Meanwhile, the young entrepreneurs comment is one I am puzzled by — I thought we were a pretty friendly group. It sounds as if you might have missed the presentation portion of the evening (downstairs in the amphitheater.) Also, by the time you arrived, we may have all moved upstairs into the ballroom. Maybe that contributes to the impression.
We try to be as far ranging as we can be with the products being launched at Mass Innovation Nights. The only criteria is a shipping product. We’ve had large (IBM, Intuit Labs, Invention Machines), small (1-2 man projects), web-apps, enterprise software, devices, even a popsicle drip catcher, and last, night, The BackCare Trainer.
The Experts Corner was new last night — we’ll try it again next with a slightly different model. We’re always trying new stuff and really encourage the feedback. Thanks again.

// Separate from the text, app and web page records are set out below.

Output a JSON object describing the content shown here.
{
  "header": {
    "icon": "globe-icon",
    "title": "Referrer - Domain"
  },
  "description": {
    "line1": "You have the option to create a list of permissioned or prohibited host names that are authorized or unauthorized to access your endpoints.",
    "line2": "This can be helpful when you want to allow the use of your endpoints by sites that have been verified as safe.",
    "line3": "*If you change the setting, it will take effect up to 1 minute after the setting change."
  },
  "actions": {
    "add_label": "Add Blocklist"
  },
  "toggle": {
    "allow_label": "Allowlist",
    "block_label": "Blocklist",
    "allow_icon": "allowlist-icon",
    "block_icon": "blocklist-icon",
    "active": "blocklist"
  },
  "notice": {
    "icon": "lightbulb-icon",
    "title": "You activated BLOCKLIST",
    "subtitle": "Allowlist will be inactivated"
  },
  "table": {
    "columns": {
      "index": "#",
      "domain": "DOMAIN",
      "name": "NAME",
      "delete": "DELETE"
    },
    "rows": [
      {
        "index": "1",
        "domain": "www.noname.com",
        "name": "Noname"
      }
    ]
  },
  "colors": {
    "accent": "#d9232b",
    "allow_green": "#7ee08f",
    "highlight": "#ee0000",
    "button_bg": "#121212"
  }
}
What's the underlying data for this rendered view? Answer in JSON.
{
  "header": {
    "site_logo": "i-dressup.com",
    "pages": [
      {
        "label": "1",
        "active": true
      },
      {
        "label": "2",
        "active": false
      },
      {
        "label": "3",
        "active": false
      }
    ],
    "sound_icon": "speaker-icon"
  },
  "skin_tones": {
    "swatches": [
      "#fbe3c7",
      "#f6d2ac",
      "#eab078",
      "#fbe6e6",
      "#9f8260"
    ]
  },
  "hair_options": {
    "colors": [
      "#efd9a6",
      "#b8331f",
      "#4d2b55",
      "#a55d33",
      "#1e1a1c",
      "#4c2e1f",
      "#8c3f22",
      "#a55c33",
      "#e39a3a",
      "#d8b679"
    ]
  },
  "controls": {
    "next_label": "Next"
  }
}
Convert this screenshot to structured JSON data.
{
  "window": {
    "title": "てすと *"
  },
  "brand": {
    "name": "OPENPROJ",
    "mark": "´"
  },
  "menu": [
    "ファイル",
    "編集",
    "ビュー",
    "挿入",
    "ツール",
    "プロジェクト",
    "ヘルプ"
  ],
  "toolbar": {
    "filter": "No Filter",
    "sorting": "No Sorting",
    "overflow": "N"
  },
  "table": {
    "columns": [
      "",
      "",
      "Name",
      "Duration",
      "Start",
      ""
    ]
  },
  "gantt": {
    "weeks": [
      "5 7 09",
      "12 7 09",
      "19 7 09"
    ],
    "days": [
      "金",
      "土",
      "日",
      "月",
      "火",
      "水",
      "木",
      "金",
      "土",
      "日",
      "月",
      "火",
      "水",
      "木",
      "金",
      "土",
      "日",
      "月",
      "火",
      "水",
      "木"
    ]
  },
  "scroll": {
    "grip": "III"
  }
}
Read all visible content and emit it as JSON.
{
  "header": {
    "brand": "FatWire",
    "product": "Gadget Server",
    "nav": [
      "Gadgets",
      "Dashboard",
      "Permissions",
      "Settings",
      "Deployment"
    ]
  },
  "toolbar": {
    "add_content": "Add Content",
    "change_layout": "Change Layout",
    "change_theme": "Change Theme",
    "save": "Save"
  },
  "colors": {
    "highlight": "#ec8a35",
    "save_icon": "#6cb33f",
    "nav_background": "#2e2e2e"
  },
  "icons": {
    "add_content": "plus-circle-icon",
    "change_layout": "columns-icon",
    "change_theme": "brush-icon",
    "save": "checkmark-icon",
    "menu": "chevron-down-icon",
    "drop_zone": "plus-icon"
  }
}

Thanks for the response. You are correct, I missed the presentations due to my wandering around downtown Waltham looking for the museum. I arrived there as the final presentation was completing and most attendees were already upstairs.
I think being in Waltham naturally gives your event a different crowd, and obviously those that choose to live in Waltham versus Boston will bring a slightly different perspective/personality. It’s hard to quantify a “vibe,” but it just felt like a more serious and professional crowd than I’m used to. I don’t think anyone was “unwelcoming” per se, but the nature of conversations did seem different.
Again, I don’t think this is a bad thing; I just feel that with all the other options for young entrepreneurs in the city, there are a lot of other events better suited for us (see the last list in my entry, “6 Lists of 12 for MIT’s Startup Bootcamp”). I will be keeping my eye on your site for interesting startups to be presenting and from time to time may make the trip out.